Over the years the area became increasingly ethnically polarised and in 1982 General Ne Win’s government enacted the Burmese nationality law, which denied Rohingyas Burma’s citizenship. Today Myanmar government officially recognises 135 distinct ethnic groups, divided into eight major national ethnic races, but unfortunately the Rohingyas remain outside of the list.
Rohingyas are denied education, health care, basic civic facilities and are continuously harassed, intimidated, raped, tortured and killed by the local Buddhists and surprisingly led by some blood thirsty monks. Muslims are even not allowed to have a Muslim name.
Ashin Wirathu is one such monk who is commonly known as Buddhist bin-Laden continuously infuriates the local Buddhists through his inflammatory sermons and encourages them to commit mass murder of the local Muslim Rohingyas. He regularly incites deadly riots through his Facebook page, where he posts unsubstantiated rumours about Muslims. Hatred of the Rohingyas penetrates all levels of society. Over the years thousands of the tortured and damned have fled Arakan to as far away places like Saudi Arabia (400,000), Thailand (100,00), and neighbouring Bangladesh (500,000). The Rohingya refugees on Bangladesh have become easy target for being inducted into militancy by religious fanatics.

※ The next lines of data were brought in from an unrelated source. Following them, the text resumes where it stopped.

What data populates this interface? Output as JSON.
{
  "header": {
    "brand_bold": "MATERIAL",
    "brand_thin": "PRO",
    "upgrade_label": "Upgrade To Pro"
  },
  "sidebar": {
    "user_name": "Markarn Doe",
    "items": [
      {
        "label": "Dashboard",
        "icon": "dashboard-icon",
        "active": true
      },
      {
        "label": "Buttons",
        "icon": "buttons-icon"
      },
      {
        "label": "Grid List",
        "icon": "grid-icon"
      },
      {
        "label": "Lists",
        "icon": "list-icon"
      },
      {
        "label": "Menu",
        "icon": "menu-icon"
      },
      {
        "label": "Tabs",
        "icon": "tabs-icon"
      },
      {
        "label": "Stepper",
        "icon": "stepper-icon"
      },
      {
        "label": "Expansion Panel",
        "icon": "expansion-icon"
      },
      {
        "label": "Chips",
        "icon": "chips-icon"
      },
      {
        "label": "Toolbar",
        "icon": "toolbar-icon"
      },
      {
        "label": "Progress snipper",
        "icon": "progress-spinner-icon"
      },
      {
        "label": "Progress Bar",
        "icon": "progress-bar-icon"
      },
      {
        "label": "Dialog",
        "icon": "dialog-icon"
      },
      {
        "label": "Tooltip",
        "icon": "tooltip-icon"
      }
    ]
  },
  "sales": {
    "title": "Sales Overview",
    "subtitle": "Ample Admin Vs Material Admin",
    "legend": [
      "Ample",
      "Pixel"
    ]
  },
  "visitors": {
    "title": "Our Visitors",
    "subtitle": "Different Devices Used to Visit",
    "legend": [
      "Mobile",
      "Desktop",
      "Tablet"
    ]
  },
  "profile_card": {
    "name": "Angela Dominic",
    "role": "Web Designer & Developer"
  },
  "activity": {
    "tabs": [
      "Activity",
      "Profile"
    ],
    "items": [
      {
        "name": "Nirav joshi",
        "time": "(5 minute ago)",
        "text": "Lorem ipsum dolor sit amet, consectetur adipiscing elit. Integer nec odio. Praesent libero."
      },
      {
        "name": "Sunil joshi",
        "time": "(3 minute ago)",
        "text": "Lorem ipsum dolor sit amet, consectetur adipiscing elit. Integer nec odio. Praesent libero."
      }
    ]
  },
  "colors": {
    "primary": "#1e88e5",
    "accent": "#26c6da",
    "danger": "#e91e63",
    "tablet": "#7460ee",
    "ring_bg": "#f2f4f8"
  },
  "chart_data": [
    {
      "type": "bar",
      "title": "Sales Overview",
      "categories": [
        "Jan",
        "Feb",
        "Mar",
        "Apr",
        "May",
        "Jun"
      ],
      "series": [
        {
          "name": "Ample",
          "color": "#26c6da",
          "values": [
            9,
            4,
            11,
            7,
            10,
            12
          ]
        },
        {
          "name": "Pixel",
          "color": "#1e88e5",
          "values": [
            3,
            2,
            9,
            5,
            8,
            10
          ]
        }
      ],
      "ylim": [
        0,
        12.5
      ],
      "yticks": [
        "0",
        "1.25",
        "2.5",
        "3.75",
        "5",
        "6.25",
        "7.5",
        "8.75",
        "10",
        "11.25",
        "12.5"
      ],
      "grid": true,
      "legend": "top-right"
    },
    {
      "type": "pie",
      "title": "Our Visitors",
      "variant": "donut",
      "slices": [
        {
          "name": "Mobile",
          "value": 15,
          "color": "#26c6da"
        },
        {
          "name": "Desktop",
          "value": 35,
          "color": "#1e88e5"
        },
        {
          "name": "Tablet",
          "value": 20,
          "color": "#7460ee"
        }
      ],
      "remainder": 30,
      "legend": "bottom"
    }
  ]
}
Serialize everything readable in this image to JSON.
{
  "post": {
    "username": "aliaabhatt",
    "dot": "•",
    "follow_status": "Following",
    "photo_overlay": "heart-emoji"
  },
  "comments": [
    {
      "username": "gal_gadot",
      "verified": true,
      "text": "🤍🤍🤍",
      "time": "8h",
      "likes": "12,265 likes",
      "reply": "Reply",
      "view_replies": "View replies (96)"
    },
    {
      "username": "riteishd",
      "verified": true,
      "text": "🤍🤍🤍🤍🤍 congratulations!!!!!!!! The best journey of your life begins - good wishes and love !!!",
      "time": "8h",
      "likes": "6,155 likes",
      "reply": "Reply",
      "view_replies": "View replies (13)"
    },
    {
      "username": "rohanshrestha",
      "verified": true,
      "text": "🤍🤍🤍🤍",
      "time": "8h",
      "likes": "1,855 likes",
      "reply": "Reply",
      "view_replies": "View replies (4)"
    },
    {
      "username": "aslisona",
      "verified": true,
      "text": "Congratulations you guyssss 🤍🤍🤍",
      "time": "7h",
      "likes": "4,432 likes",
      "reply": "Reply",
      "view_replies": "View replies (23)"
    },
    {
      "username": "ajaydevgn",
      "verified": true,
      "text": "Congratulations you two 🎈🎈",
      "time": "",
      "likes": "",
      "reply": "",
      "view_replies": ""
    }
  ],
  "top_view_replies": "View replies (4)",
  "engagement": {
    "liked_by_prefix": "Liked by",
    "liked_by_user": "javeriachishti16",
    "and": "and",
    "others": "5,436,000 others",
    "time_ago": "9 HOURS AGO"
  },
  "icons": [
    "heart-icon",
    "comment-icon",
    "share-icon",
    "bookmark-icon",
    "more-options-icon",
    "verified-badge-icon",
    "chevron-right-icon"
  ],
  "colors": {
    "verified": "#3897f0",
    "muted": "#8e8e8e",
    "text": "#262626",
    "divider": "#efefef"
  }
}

Many have become involved in human and drug trafficking and to make things worse in recent times in some villages of Arakan the local Buddhists have driven the Muslin inhabitants into ghettos with signs saying ‘No Muslims allowed to stay overnight. No Muslims allowed to rent houses. No marriage with Muslims. Such irrational behaviour of the Buddhist locals may serve as microcosms of the festering religious tensions that might threaten Myanmar’s nascent experiment with democracy.
Suu Kyi remains unmoved as to her policy on the Rohingyas. Nicholas Kristoff’s the two time Pulitzer Prize winner American journalist recently wrote in The New York Times: “Soon the world will witness a remarkable sight: a beloved Nobel Peace Prize winner presiding over 21st century concentration camps.”
Suu Kyi’s father Aung San, the rough-tongued, charismatic leader of the Burmese people who led his country to independence from their imperial warlords is revered and respected by his people and acknowledges him as their ‘Father of Nation.’ The world called his daughter Aung San Suu Kyi as the ‘daughter of democracy’ and say hope in her but as time passes by they see her unfortunately fade into oblivion and if she fails to live up to the expectation of peace loving people of the world in history the people will remember her as a person who only played her cards to ascend to power disregarding the interest of her people irrespective of religious belief or ethnic origin.
Source: Daily Sun. Date: 28 May, 2016